] [Full text]
Oliveira A, Sanches M, Selores M. Stevens-Johnson syndrome and toxic epidermal necrolysis. Acta Med Port 2011;24 Suppl 4:995-1002.
Fujita Y, Yoshioka N, Abe R, Murata J, Hoshina D, Mae H, et al
. Rapid immunochromatographic test for serum granulysin is useful for the prediction of Stevens-Johnson syndrome and toxic epidermal necrolysis. J Am Acad Dermatol 2011;65:65-8.

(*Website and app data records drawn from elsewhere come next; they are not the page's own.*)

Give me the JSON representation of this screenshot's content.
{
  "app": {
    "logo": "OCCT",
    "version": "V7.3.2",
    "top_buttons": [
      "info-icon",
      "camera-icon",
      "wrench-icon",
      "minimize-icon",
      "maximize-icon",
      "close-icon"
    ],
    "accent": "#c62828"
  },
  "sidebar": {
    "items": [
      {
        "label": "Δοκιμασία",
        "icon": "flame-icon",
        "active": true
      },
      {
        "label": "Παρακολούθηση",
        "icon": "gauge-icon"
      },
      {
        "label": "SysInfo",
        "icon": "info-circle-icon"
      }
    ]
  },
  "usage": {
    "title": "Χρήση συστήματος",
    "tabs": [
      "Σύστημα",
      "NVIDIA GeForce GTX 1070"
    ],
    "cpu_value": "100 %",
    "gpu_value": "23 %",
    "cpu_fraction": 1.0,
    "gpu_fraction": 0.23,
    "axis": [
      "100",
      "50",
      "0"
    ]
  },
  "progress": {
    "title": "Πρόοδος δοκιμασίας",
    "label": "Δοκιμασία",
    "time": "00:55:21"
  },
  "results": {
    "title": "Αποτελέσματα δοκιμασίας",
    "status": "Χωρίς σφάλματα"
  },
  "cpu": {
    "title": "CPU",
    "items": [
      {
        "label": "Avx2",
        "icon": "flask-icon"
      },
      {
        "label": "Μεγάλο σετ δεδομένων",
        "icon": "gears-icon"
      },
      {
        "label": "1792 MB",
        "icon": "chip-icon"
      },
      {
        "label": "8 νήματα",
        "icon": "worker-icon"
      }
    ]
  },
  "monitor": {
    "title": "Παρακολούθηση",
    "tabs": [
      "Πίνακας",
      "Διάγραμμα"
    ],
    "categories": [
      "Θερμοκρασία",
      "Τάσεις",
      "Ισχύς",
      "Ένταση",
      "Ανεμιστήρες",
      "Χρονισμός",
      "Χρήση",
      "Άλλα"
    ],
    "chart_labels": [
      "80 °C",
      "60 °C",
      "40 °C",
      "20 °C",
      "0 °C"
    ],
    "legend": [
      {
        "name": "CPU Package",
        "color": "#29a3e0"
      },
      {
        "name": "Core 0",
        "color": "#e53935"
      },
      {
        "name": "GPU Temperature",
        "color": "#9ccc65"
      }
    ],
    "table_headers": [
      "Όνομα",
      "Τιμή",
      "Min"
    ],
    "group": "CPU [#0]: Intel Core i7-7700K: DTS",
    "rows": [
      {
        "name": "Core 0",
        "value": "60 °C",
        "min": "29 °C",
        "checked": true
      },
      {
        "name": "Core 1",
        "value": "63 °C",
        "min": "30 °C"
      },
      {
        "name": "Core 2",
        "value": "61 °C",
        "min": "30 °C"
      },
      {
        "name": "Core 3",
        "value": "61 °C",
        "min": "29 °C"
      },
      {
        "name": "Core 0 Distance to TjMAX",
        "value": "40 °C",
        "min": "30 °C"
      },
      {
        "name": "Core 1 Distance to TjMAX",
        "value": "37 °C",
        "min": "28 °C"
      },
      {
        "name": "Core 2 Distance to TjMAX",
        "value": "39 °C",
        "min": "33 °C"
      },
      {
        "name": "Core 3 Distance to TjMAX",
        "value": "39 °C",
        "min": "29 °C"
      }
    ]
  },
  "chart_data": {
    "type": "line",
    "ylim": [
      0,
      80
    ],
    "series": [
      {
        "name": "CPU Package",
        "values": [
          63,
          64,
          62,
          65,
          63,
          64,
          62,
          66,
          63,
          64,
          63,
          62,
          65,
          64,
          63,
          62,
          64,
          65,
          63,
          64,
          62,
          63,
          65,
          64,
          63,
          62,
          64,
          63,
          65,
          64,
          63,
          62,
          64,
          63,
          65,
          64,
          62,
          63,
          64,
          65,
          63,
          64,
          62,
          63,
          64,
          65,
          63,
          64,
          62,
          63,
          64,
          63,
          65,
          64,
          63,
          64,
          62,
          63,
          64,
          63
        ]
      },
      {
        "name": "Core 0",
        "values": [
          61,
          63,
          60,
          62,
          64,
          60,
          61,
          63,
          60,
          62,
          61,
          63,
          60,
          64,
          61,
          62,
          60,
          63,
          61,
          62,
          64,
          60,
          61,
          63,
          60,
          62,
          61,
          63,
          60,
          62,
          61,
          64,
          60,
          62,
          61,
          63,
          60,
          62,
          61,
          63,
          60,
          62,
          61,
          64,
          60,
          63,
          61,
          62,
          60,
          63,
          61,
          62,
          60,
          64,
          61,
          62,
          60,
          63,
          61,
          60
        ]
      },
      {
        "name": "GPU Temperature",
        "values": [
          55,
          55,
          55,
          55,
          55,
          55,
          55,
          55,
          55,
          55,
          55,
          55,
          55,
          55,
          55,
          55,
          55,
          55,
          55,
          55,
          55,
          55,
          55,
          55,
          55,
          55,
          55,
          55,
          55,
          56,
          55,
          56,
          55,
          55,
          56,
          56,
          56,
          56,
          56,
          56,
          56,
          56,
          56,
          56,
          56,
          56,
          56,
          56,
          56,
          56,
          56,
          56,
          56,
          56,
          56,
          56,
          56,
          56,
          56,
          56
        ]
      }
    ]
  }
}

Bansal S, Garg VK, Sardana K, Sarkar R. A clinicotherapeutic analysis of Stevens Johnson syndrome and toxic epidermal necrolysis with an emphasis on the predictive value and accuracy of SCORe of Toxic Epidermal Necrolysis. Int J Dermatol 2015;54:e18-26.
Garcia Doval I, Lecleach L, Bocquet H, Otero XL, Roujeau JC. Toxic epidermal necrolysis and Steven Johnsons syndrome: Does early withdrawl of causative drugs decrease the risk of death? Arch Dermatol 2000;136:323-7.
Fernando SL. The management of toxic epidermal necrolysis. Australas J Dermatol 2012;53:165-71.
Wang L, Mei XL. Retrospective analysis of Stevens-Johnson syndrome and toxic epidermal necrolysis in 88 Chinese patients. Chin Med J (Engl) 2017;130:1062 8.
Vora R, Diwan N, Jivani N, Singhal R. A study of adverse cutaneous drug reactions (ACDR) owing to antiepileptics at a rural-based tertiarycare center, Gujarat. Natl J Physiol Pharm Pharmacol 2016;6:140-5.
Hirapara HN, Patel TK, Barvaliya MJ, Tripathi C. Drug-induced Stevens-Johnson syndrome in Indian population: A multicentric retrospective analysis. Niger J Clin Pract 2017;20:978-83.
] [Full text]
Naveen KN, Pai VV, Rai V, Athanikar SB. Retrospective analysis of Steven Johnson syndrome and toxic epidermal necrolysis over a period of 5 years from northern Karnataka, India. Indian J Pharmacol 2013;45:80-2.
] [Full text]
Devi K, George S, Criton S, Suja V, Sridevi PK. Carbamazepine – The commonest cause of toxic epidermal necrolysis and Stevens-Johnson syndrome: A study of 7 years. Indian J Dermatol Venereol Leprol 2005;71:325-8.
] [Full text]
[Figure 1], [Figure 2], [Figure 3], [Figure 4]
[Table 1], [Table 2], [Table 3], [Table 4]